I think that the main obstacle that prevents people from trying aquaponics is that once you start reading online, it’s very easy to become intimidated by technical jargon about chemical parameters such as pH, nitrites and nitrates, types of siphons, fish care and a thousand other things. These are of course helpful to the experienced gardener, but in no way are necessary for the beginner to worry about.
Speaking from experience, if your pump and siphon work, it’s very difficult to fail at aquaponics. I never measure the water parameters, weed, or tinker with the system in any way, and it still works nicely year after year. The siphon is probably the most complex part of the system, and some care should be taken when installing it, but in fact it is nothing more than three plastic tubes, one inside the other. Its purpose is to let the water amass in the growbed, and then – when they reach a certain level – drain it all into the fish pool. When the water drains, the plant roots get oxygenated, and when the water rise , the roots get hydrated and fertilized:
There are many online aquaponics tutorials out there, concerned with everything from system design, how to design your siphon, which fish and plants to use, how to measure pH, and much more. You can read them, but as always, the most important thing is not to over-plan, just go ahead and start with a system that is as cheap and as simple as possible.
Make it as small or as large as you like, use materials that are handy around you, and take pride in organic vegetables that you grow for yourself.
To share your own story, email us at [email protected]
Love aquaponics. Top of my list for productive hobbies if I ever get the space for it. I didn't realize you can eat carp. Most people online use talapia, but I suspect you have to do a lot more tank cleaning with talapia since they don't go around eating literally anything.
do you have this thing indoors? Does the room get humid?
Macro – this particular system is outside, but I have another one that is in a closed shed and it does not get overly humid, the evaporation rate is quite slow. If you have no space for a dedicated system, try putting a flower pot on top of your indoor fish aquarium, to create a micro system that works very nicely.
I pretty much bombed in my attempt to do aquaponics.
I'm not saying don't try it, but you need to control for some variables and you need to know what they are.
For me the two hardest things to deal with were temperature and the nitrous cycle (is that the right term, Adam?). Anyway, I'd advise you to start the cycle before you introduce fish to the system. You can do that with "liquid seaweed" or, the cheaper way is just to introduce the right amount of Ammonia in the system (it is that cleaning product that is sold by the gallon), that way, the cycle is already working by the time you introduce the fish into the system (maybe 6-8 weeks after you start the cycle).

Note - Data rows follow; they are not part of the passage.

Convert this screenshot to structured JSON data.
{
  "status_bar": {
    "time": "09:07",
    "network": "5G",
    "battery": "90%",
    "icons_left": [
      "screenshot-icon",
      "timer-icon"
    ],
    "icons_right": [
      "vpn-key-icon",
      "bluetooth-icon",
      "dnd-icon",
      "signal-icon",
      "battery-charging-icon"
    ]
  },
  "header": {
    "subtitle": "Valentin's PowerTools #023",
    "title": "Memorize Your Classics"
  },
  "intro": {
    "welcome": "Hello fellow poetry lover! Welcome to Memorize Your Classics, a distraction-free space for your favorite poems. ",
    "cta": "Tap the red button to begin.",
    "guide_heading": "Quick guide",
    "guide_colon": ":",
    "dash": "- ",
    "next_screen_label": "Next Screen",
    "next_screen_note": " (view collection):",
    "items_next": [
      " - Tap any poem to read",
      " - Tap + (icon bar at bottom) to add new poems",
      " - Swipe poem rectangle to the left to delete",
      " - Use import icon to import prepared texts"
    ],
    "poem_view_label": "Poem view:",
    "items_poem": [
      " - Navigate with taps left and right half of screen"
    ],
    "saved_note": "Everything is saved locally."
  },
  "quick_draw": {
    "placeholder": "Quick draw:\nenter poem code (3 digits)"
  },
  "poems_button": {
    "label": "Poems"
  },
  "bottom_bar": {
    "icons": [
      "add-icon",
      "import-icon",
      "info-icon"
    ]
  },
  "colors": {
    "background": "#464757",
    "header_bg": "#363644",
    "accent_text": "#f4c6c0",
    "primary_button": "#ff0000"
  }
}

I wanted to raise native fish – delicious bluegills and perch. They start dying when water temperature gets into the high 70s [F] and in my 75-gallon tank in the summer – in a greenhouse – that temperature is reached all too easily. So most of the bluegills and perch died. Then I tried Talapia in my basement. Tilapia are South American fish. They cannot survive in water temperatures below about 50 degrees F. My basement gets well into the 40s in the winter, so the Tilapia also died. I did manage to grow plants with goldfish in the system in all kinds of temperatures and nitrogen levels. they are really hardy.
If you have the right habitat/climate for fish and plants year-round I would not want to discourage you from trying Aquaponics, just plan carefully.